Website and app data records:
* * * * * * *

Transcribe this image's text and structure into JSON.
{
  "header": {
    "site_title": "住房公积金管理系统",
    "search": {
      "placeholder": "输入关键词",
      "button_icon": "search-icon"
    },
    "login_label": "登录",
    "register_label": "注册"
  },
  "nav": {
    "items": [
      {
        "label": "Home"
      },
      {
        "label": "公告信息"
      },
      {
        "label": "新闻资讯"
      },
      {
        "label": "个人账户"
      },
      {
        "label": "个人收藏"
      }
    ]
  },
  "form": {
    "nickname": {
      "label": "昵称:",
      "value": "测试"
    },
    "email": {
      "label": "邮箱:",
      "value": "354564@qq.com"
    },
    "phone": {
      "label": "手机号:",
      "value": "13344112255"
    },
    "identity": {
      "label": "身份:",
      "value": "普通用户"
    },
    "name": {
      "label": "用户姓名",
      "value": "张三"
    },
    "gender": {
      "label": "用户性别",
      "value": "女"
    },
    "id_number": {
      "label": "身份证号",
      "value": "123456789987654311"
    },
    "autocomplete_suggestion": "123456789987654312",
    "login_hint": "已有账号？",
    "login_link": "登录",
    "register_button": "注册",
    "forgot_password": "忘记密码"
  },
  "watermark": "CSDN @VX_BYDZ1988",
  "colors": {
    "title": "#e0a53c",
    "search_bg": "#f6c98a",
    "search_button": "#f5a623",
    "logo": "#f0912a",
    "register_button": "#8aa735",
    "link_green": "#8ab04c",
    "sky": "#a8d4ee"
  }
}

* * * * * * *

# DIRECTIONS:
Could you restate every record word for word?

# ANSWER:
Transcribe this image's text and structure into JSON.
{
  "header": {
    "site_title": "住房公积金管理系统",
    "search": {
      "placeholder": "输入关键词",
      "button_icon": "search-icon"
    },
    "login_label": "登录",
    "register_label": "注册"
  },
  "nav": {
    "items": [
      {
        "label": "Home"
      },
      {
        "label": "公告信息"
      },
      {
        "label": "新闻资讯"
      },
      {
        "label": "个人账户"
      },
      {
        "label": "个人收藏"
      }
    ]
  },
  "form": {
    "nickname": {
      "label": "昵称:",
      "value": "测试"
    },
    "email": {
      "label": "邮箱:",
      "value": "354564@qq.com"
    },
    "phone": {
      "label": "手机号:",
      "value": "13344112255"
    },
    "identity": {
      "label": "身份:",
      "value": "普通用户"
    },
    "name": {
      "label": "用户姓名",
      "value": "张三"
    },
    "gender": {
      "label": "用户性别",
      "value": "女"
    },
    "id_number": {
      "label": "身份证号",
      "value": "123456789987654311"
    },
    "autocomplete_suggestion": "123456789987654312",
    "login_hint": "已有账号？",
    "login_link": "登录",
    "register_button": "注册",
    "forgot_password": "忘记密码"
  },
  "watermark": "CSDN @VX_BYDZ1988",
  "colors": {
    "title": "#e0a53c",
    "search_bg": "#f6c98a",
    "search_button": "#f5a623",
    "logo": "#f0912a",
    "register_button": "#8aa735",
    "link_green": "#8ab04c",
    "sky": "#a8d4ee"
  }
}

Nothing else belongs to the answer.